Finding a foundry to take on a project like this one was hardly an easy task. Plenty of people said no. But the owner of this foundry, a Black man, said he didn’t feel like he had a choice.

“The risk is being targeted by people of hate, having my business damaged, having threats to family and friends,” he said. Yet, “when you are approached with such an honor, especially to destroy hate, you have to do it.”

To him, melting the statue down meant the trauma will be gone when Black people pass squares where Confederate statues once stood. “It is time to dismantle this hate, this infection that has plagued our beautiful country,” he said. “It is time to rid these icons of hate.”

Hours later into the night, he and another metal-caster used a set of lifting tongs to pick up the crucible, a ceramic container that holds the bronze inside the furnace. They used a new one to avoid contaminating the metal with other materials. The crowd gathered to watch, oohing and aahing at the glowing barrel as it was lifted up.

If you took away the off-duty police officers brought on to guard the property, or the plastic tarp hiding it all from the street, it all started to feel something like a backyard bonfire.

There were toddlers eating pizza, parents in “Swords Into Plowshares” shirts sitting on lawn chairs, and old friends sipping from paper cups filled with champagne and bourbon. Some were reuniting after previously helping with the project, and many brought their families along to witness this small moment in history.

All of them, though, had been instructed to disable the location on their phones. Charlottesville activists have faced online attacks and had tiki torches planted in their front yards, and the organizers didn’t want a repeat incident here.

The furnace was hot enough that it should have easily turned the bronze into liquid. But the molten metal got thick and clumpy unusually fast, and the workers wondered whether there was something else — maybe some tin or lead? — corrupting the century-old material.

The metal had been cast while Charlottesville and the South were ruled by segregation and dedicated days after the Ku Klux Klan marched through town. Philanthropist Paul G. McIntire, whose prosperous enslaver father had been financially crippled by the Civil War, commissioned and donated the monument to the city.

“This metal has a lot of bad juju stuck in it,” the foundry owner said, studying the lumpy bronze. “It’s cursed.”

After the molds cooled, the foundry workers flipped them onto a pool of sand and banged on them so the ingots would fall out. They were streaked in different shades of brown, some of the engravings a little hard to see.

To Schmidt, it did not seem to particularly matter.
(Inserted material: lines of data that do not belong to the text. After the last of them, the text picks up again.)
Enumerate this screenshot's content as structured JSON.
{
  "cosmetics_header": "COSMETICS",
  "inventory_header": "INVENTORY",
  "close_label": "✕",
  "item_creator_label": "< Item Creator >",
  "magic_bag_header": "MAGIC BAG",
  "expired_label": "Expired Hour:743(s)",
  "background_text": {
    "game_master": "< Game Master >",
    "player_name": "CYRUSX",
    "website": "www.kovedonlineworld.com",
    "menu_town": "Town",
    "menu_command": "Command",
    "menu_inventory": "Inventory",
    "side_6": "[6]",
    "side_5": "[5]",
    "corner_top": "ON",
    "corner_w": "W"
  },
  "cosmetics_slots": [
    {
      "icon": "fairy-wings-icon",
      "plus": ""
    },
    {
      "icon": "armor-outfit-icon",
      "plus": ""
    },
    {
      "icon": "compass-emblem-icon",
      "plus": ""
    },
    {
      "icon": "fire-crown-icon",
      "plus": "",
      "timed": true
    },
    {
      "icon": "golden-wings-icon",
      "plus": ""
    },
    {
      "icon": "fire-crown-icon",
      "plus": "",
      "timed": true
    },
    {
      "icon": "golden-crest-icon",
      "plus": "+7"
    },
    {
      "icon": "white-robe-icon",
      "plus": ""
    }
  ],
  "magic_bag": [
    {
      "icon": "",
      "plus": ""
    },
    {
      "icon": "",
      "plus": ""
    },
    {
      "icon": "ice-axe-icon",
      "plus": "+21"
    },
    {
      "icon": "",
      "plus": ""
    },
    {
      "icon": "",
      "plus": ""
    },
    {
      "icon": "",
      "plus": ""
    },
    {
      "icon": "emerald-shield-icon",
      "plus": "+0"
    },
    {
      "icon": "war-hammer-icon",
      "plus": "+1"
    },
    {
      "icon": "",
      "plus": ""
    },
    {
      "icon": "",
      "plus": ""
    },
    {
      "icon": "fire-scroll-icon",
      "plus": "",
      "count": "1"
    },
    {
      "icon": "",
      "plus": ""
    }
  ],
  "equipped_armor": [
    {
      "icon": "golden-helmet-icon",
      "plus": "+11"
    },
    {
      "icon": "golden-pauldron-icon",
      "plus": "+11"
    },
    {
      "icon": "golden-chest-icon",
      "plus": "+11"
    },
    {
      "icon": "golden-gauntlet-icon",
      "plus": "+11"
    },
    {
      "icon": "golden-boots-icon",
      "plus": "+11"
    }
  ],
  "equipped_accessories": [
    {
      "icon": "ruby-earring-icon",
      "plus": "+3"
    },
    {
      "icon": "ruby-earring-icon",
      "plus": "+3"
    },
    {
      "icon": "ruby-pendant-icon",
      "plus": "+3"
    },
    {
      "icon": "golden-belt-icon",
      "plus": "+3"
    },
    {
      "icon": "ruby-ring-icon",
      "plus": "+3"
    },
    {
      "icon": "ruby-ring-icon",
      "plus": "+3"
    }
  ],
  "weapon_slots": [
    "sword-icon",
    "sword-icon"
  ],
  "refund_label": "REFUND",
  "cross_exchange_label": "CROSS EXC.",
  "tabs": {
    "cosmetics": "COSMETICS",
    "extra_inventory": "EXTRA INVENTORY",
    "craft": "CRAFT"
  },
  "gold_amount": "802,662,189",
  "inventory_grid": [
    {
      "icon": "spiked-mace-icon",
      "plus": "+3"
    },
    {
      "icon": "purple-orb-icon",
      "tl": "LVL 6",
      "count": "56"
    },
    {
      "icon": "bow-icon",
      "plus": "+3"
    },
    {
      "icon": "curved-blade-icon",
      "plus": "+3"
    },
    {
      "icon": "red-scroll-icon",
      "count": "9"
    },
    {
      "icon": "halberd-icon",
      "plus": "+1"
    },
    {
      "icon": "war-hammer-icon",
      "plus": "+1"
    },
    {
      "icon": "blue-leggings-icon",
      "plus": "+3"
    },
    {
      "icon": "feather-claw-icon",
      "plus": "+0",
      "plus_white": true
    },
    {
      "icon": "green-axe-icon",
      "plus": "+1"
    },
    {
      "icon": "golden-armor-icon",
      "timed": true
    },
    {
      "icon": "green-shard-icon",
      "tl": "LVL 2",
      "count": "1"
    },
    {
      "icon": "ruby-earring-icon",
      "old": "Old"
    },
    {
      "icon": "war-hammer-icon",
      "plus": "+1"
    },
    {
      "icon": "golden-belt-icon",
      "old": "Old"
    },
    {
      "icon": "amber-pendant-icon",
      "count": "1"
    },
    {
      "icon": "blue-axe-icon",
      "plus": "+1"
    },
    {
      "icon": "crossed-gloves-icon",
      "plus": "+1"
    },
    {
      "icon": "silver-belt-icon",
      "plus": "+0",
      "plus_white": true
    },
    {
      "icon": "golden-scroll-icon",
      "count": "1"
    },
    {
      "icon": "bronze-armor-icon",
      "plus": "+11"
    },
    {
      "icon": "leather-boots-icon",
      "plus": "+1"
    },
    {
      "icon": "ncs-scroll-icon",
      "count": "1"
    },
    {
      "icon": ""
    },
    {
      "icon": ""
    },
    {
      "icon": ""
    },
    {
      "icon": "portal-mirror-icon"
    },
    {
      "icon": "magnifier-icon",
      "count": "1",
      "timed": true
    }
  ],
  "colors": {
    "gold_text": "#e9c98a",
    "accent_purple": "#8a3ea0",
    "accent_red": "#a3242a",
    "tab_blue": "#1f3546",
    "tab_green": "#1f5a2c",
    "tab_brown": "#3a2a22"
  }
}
The ingots were something to work with — something that took up a different kind of space in the world — and could allow them to imagine what form the metal might take on next.
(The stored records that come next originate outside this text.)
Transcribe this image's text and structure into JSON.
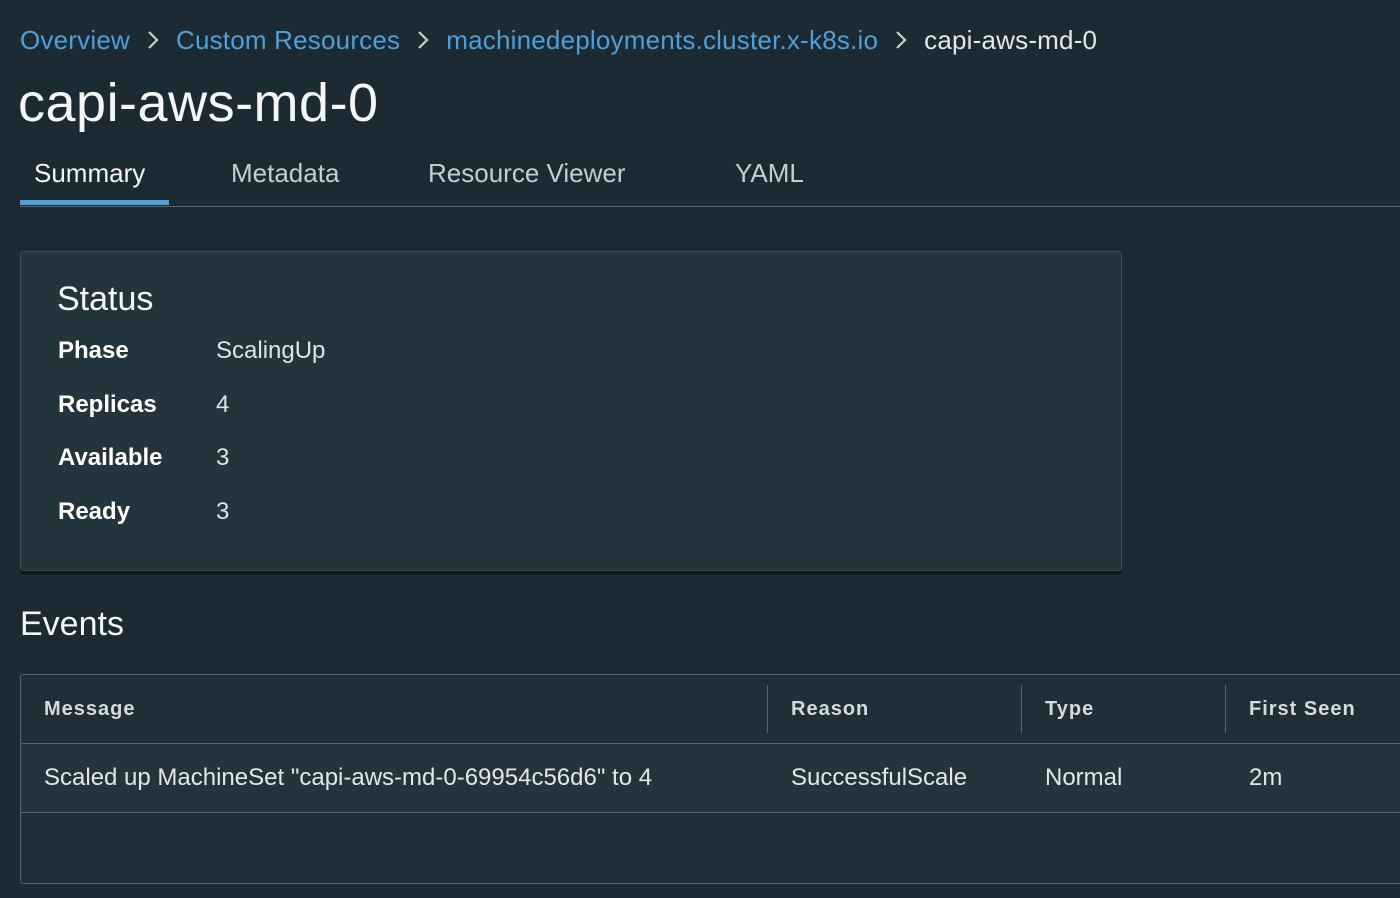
{
  "breadcrumb": {
    "items": [
      "Overview",
      "Custom Resources",
      "machinedeployments.cluster.x-k8s.io"
    ],
    "current": "capi-aws-md-0"
  },
  "title": "capi-aws-md-0",
  "tabs": [
    {
      "label": "Summary",
      "active": true
    },
    {
      "label": "Metadata",
      "active": false
    },
    {
      "label": "Resource Viewer",
      "active": false
    },
    {
      "label": "YAML",
      "active": false
    }
  ],
  "status": {
    "title": "Status",
    "rows": [
      {
        "key": "Phase",
        "value": "ScalingUp"
      },
      {
        "key": "Replicas",
        "value": "4"
      },
      {
        "key": "Available",
        "value": "3"
      },
      {
        "key": "Ready",
        "value": "3"
      }
    ]
  },
  "events": {
    "title": "Events",
    "columns": [
      "Message",
      "Reason",
      "Type",
      "First Seen"
    ],
    "rows": [
      {
        "message": "Scaled up MachineSet \"capi-aws-md-0-69954c56d6\" to 4",
        "reason": "SuccessfulScale",
        "type": "Normal",
        "first_seen": "2m"
      }
    ]
  },
  "colors": {
    "background": "#1b2a33",
    "card": "#24343d",
    "link": "#4f9fd8",
    "accent": "#4f9fd8"
  }
}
This was merely the “end of the middle.” They had already faced lawsuits and protests, fought neo-Nazis and monument defenders, fended off attacks and worked in secret to get the bronze to this state. Now came the very public process of taking something ugly and making something beautiful: picking an artist, meeting with residents and imagining what might happen next.

“This is a relief,” she sighed. “This feels good to have material created. … It’s got to go forward.”

Once the metal had cooled, the bronze bricks were removed from their molds.

(Hadley Green/The Washington Post)